(Collected data entries)
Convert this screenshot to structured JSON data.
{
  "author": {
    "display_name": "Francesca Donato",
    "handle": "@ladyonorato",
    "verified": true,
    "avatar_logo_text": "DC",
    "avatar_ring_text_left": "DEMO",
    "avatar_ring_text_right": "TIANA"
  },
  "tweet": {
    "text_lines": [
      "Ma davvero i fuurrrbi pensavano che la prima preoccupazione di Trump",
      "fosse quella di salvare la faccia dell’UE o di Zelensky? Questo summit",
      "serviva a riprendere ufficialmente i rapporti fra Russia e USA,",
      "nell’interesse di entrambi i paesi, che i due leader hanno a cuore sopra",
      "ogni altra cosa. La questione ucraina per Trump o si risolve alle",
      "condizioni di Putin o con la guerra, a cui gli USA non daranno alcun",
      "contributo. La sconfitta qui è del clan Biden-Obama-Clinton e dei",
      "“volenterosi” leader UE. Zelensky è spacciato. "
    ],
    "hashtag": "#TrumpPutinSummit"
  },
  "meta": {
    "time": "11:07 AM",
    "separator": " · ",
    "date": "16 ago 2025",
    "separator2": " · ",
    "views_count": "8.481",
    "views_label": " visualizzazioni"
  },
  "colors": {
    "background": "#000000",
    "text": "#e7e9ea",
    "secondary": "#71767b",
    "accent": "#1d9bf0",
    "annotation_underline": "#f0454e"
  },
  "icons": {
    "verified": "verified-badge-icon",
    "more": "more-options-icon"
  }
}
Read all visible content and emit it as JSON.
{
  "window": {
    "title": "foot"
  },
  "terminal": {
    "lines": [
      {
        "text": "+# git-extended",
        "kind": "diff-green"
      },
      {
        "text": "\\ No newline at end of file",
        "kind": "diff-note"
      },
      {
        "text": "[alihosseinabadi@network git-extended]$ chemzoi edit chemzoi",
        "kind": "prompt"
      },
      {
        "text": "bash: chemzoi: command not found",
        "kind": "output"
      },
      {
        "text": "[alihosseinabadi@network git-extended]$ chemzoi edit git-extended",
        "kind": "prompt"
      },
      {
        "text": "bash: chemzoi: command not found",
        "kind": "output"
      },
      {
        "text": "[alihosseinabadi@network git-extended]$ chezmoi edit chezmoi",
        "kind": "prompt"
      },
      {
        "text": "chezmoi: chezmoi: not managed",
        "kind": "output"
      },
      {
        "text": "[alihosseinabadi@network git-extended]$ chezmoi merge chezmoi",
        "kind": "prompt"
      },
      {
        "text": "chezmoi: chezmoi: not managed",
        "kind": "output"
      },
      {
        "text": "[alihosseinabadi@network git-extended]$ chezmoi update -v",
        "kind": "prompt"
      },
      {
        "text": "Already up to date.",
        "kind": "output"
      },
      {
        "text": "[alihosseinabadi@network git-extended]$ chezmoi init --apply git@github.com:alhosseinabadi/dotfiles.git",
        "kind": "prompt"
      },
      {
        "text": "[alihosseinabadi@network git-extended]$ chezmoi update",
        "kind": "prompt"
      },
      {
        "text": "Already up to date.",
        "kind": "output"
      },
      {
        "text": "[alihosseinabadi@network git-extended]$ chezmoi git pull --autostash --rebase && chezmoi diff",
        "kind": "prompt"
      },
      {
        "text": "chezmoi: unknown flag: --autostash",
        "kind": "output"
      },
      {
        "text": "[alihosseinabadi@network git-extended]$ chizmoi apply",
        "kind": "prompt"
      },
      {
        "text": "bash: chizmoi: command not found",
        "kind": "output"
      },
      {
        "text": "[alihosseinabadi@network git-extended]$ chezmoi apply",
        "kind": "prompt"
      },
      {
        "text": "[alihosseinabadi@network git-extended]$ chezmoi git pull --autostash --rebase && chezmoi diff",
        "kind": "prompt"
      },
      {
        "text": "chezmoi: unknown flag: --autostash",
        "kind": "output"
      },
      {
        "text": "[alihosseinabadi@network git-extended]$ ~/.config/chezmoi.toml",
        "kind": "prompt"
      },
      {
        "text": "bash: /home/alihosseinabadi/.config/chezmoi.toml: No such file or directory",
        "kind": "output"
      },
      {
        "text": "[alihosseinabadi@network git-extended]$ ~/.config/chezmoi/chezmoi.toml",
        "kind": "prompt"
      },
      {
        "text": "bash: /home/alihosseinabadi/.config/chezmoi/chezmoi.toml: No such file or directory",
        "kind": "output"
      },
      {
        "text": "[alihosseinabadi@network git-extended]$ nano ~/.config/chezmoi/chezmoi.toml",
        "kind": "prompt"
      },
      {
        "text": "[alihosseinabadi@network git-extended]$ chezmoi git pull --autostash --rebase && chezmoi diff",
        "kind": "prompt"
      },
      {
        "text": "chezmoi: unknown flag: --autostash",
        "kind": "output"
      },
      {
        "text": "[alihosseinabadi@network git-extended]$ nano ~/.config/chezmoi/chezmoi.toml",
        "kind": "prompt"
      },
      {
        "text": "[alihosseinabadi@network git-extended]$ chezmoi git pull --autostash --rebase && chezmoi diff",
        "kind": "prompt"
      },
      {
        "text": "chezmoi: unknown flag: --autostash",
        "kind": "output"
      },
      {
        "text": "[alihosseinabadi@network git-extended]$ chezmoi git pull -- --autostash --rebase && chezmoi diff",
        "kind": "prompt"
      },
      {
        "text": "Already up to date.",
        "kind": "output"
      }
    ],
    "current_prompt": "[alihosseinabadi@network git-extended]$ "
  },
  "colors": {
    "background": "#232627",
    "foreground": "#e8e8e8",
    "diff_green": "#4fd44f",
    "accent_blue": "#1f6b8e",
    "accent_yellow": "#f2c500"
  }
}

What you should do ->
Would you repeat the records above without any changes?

Result for this exercise ->
Convert this screenshot to structured JSON data.
{
  "author": {
    "display_name": "Francesca Donato",
    "handle": "@ladyonorato",
    "verified": true,
    "avatar_logo_text": "DC",
    "avatar_ring_text_left": "DEMO",
    "avatar_ring_text_right": "TIANA"
  },
  "tweet": {
    "text_lines": [
      "Ma davvero i fuurrrbi pensavano che la prima preoccupazione di Trump",
      "fosse quella di salvare la faccia dell’UE o di Zelensky? Questo summit",
      "serviva a riprendere ufficialmente i rapporti fra Russia e USA,",
      "nell’interesse di entrambi i paesi, che i due leader hanno a cuore sopra",
      "ogni altra cosa. La questione ucraina per Trump o si risolve alle",
      "condizioni di Putin o con la guerra, a cui gli USA non daranno alcun",
      "contributo. La sconfitta qui è del clan Biden-Obama-Clinton e dei",
      "“volenterosi” leader UE. Zelensky è spacciato. "
    ],
    "hashtag": "#TrumpPutinSummit"
  },
  "meta": {
    "time": "11:07 AM",
    "separator": " · ",
    "date": "16 ago 2025",
    "separator2": " · ",
    "views_count": "8.481",
    "views_label": " visualizzazioni"
  },
  "colors": {
    "background": "#000000",
    "text": "#e7e9ea",
    "secondary": "#71767b",
    "accent": "#1d9bf0",
    "annotation_underline": "#f0454e"
  },
  "icons": {
    "verified": "verified-badge-icon",
    "more": "more-options-icon"
  }
}
Read all visible content and emit it as JSON.
{
  "window": {
    "title": "foot"
  },
  "terminal": {
    "lines": [
      {
        "text": "+# git-extended",
        "kind": "diff-green"
      },
      {
        "text": "\\ No newline at end of file",
        "kind": "diff-note"
      },
      {
        "text": "[alihosseinabadi@network git-extended]$ chemzoi edit chemzoi",
        "kind": "prompt"
      },
      {
        "text": "bash: chemzoi: command not found",
        "kind": "output"
      },
      {
        "text": "[alihosseinabadi@network git-extended]$ chemzoi edit git-extended",
        "kind": "prompt"
      },
      {
        "text": "bash: chemzoi: command not found",
        "kind": "output"
      },
      {
        "text": "[alihosseinabadi@network git-extended]$ chezmoi edit chezmoi",
        "kind": "prompt"
      },
      {
        "text": "chezmoi: chezmoi: not managed",
        "kind": "output"
      },
      {
        "text": "[alihosseinabadi@network git-extended]$ chezmoi merge chezmoi",
        "kind": "prompt"
      },
      {
        "text": "chezmoi: chezmoi: not managed",
        "kind": "output"
      },
      {
        "text": "[alihosseinabadi@network git-extended]$ chezmoi update -v",
        "kind": "prompt"
      },
      {
        "text": "Already up to date.",
        "kind": "output"
      },
      {
        "text": "[alihosseinabadi@network git-extended]$ chezmoi init --apply git@github.com:alhosseinabadi/dotfiles.git",
        "kind": "prompt"
      },
      {
        "text": "[alihosseinabadi@network git-extended]$ chezmoi update",
        "kind": "prompt"
      },
      {
        "text": "Already up to date.",
        "kind": "output"
      },
      {
        "text": "[alihosseinabadi@network git-extended]$ chezmoi git pull --autostash --rebase && chezmoi diff",
        "kind": "prompt"
      },
      {
        "text": "chezmoi: unknown flag: --autostash",
        "kind": "output"
      },
      {
        "text": "[alihosseinabadi@network git-extended]$ chizmoi apply",
        "kind": "prompt"
      },
      {
        "text": "bash: chizmoi: command not found",
        "kind": "output"
      },
      {
        "text": "[alihosseinabadi@network git-extended]$ chezmoi apply",
        "kind": "prompt"
      },
      {
        "text": "[alihosseinabadi@network git-extended]$ chezmoi git pull --autostash --rebase && chezmoi diff",
        "kind": "prompt"
      },
      {
        "text": "chezmoi: unknown flag: --autostash",
        "kind": "output"
      },
      {
        "text": "[alihosseinabadi@network git-extended]$ ~/.config/chezmoi.toml",
        "kind": "prompt"
      },
      {
        "text": "bash: /home/alihosseinabadi/.config/chezmoi.toml: No such file or directory",
        "kind": "output"
      },
      {
        "text": "[alihosseinabadi@network git-extended]$ ~/.config/chezmoi/chezmoi.toml",
        "kind": "prompt"
      },
      {
        "text": "bash: /home/alihosseinabadi/.config/chezmoi/chezmoi.toml: No such file or directory",
        "kind": "output"
      },
      {
        "text": "[alihosseinabadi@network git-extended]$ nano ~/.config/chezmoi/chezmoi.toml",
        "kind": "prompt"
      },
      {
        "text": "[alihosseinabadi@network git-extended]$ chezmoi git pull --autostash --rebase && chezmoi diff",
        "kind": "prompt"
      },
      {
        "text": "chezmoi: unknown flag: --autostash",
        "kind": "output"
      },
      {
        "text": "[alihosseinabadi@network git-extended]$ nano ~/.config/chezmoi/chezmoi.toml",
        "kind": "prompt"
      },
      {
        "text": "[alihosseinabadi@network git-extended]$ chezmoi git pull --autostash --rebase && chezmoi diff",
        "kind": "prompt"
      },
      {
        "text": "chezmoi: unknown flag: --autostash",
        "kind": "output"
      },
      {
        "text": "[alihosseinabadi@network git-extended]$ chezmoi git pull -- --autostash --rebase && chezmoi diff",
        "kind": "prompt"
      },
      {
        "text": "Already up to date.",
        "kind": "output"
      }
    ],
    "current_prompt": "[alihosseinabadi@network git-extended]$ "
  },
  "colors": {
    "background": "#232627",
    "foreground": "#e8e8e8",
    "diff_green": "#4fd44f",
    "accent_blue": "#1f6b8e",
    "accent_yellow": "#f2c500"
  }
}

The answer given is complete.